The North Atlantic Treaty Organisation was created in 1949 as a "one for all and all for one" mutual defence alliance between west European countries, of which Great Britain was then militarily much the most important, and the United States, guarding Europe against Soviet aggression. By the terms of the treaty, "an armed attack on any member in Europe or North America shall be considered an attack against them all and ... if such an armed attack occurs, each of them ... will assist the party or parties so attacked by taking forthwith... such action as it deems necessary, including the use of armed force, to restore and maintain the security of the North Atlantic area."
>"...Nato was expanded to include not only the former Warsaw Pact countries Poland, Hungary and Bulgaria, but the Baltic states that were part of the Soviet Union only 20 years ago. One didn't have to be a Russian nationalist to see this as deliberate provocation of an angry and wounded country. With all its brutality, Russia has legitimate security concerns and national interests. When Georgian membership of Nato is flaunted, one wonders what the US reaction would have been if Leonid Brezhnev had invited Mexico to join the Warsaw Pact. Russian policy may sometimes have a paranoid tinge but, as the saying goes, paranoiacs have enemies, too."

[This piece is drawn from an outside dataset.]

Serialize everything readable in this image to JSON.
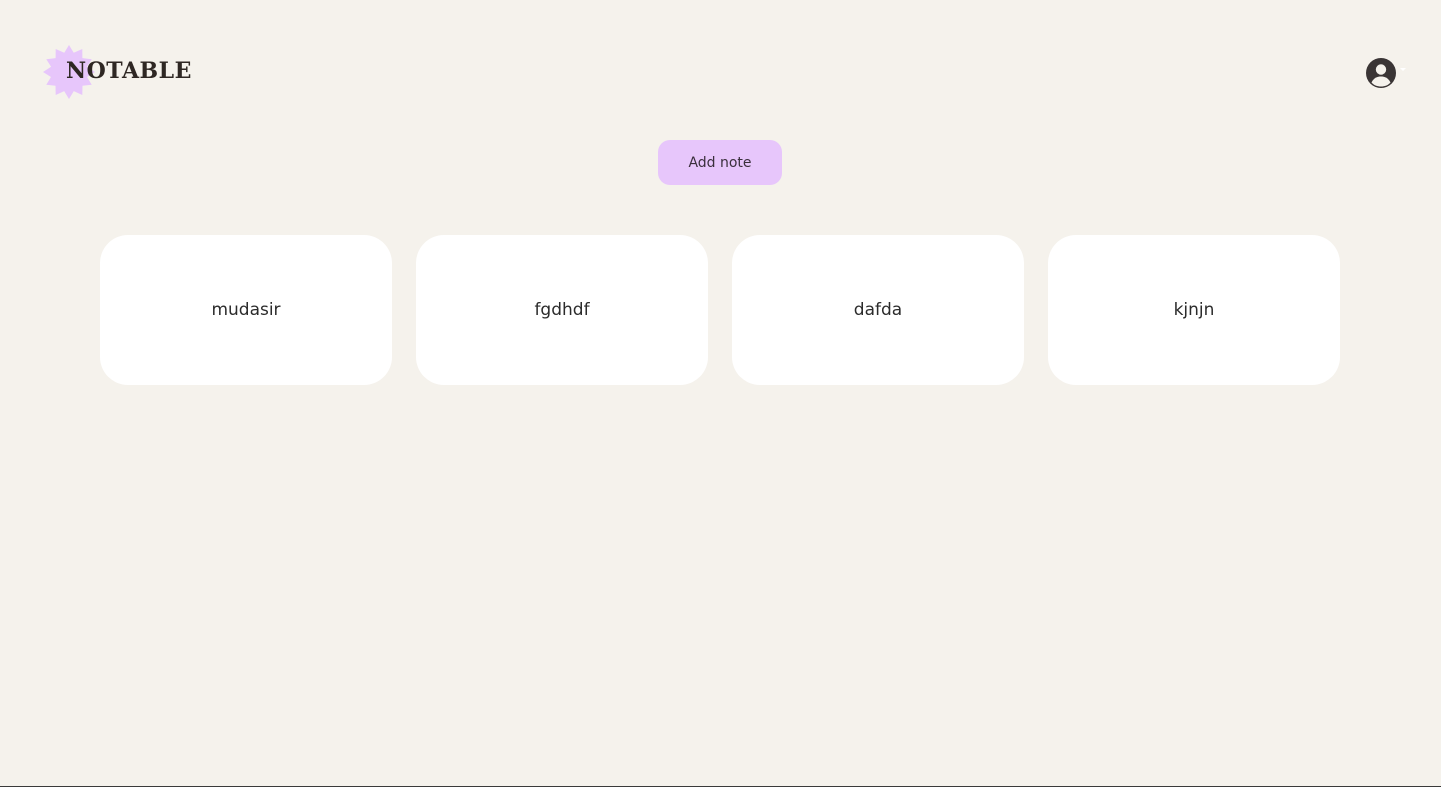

Nato is not 'united' and hasn't been for a while;
The main problem is to be found in Afghanistan, where the alliance has had its first prolonged taste of real combat in command of the International Security Assistance Force (Isaf ). More than 42,000 troops are under its command, coming from 39 countries including the full complement of 26 Nato members.
However, its future is now in doubt following a Canadian threat to withdraw 2500 combat troops from Kandahar.
On the one hand, the US and its main ally, Britain, want Nato's European members to make a greater military contribution to the war effort to offset the Canadian threat. On the other hand, most of the European governments in Nato believe that the impasse in Afghanistan is more likely to be solved by the imposition of law and order and the subsequent implementation of education, economic aid and a modern infrastructure.
Nato in Afghanistan; Europe and America: Sharing the Spoils of War
The consequences of that disagreement over policy and its effects on the future of the 59-year-old alliance were put into context by a senior British Army officer when he said:
"Nato held its own against Soviet military power throughout the years of the cold war. Now it's in danger of being brought to its knees by a handful of hawk-faced men armed only with Kalashnikovs, RPGs and an overwhelming sense of their own worth."
The heart of the quarrel remains troop levels, but there is another problem beneath all the posturing about who does the most to make Nato more effective in Afghanistan. In the months ahead, once the weather gets warmer, the Taliban will be reopening their military campaign, and Nato commanders know that it promises to be what one senior British officer called "a massive punch-up".
For Nato it will be a testing moment and one that will be the measure of the military deployment, but some seasoned veterans with long experience of Afghanistan, including Rory Stewart, a former diplomat and Black Watch officer, have already questioned whether more firepower is the answer. "I think we have to be very careful, above all, of appearing to be engaged in colonial politics, " Stewart argued in a television interview last week. "I think Afghans are justifiably very suspicious of foreigners coming into their country, particularly with over 40,000 soldiers.
The alliance was formed to defend the West against attack from the Soviet Union.
During that time it never fired a shot in anger, and now it has been tasked to fight what many believe is the wrong war in the wrong place at the wrong time.
Nato is an extension of US policy? Well, why do Nato members send their sons and daughters in for someone else's warfare?
Read more in The death of NATO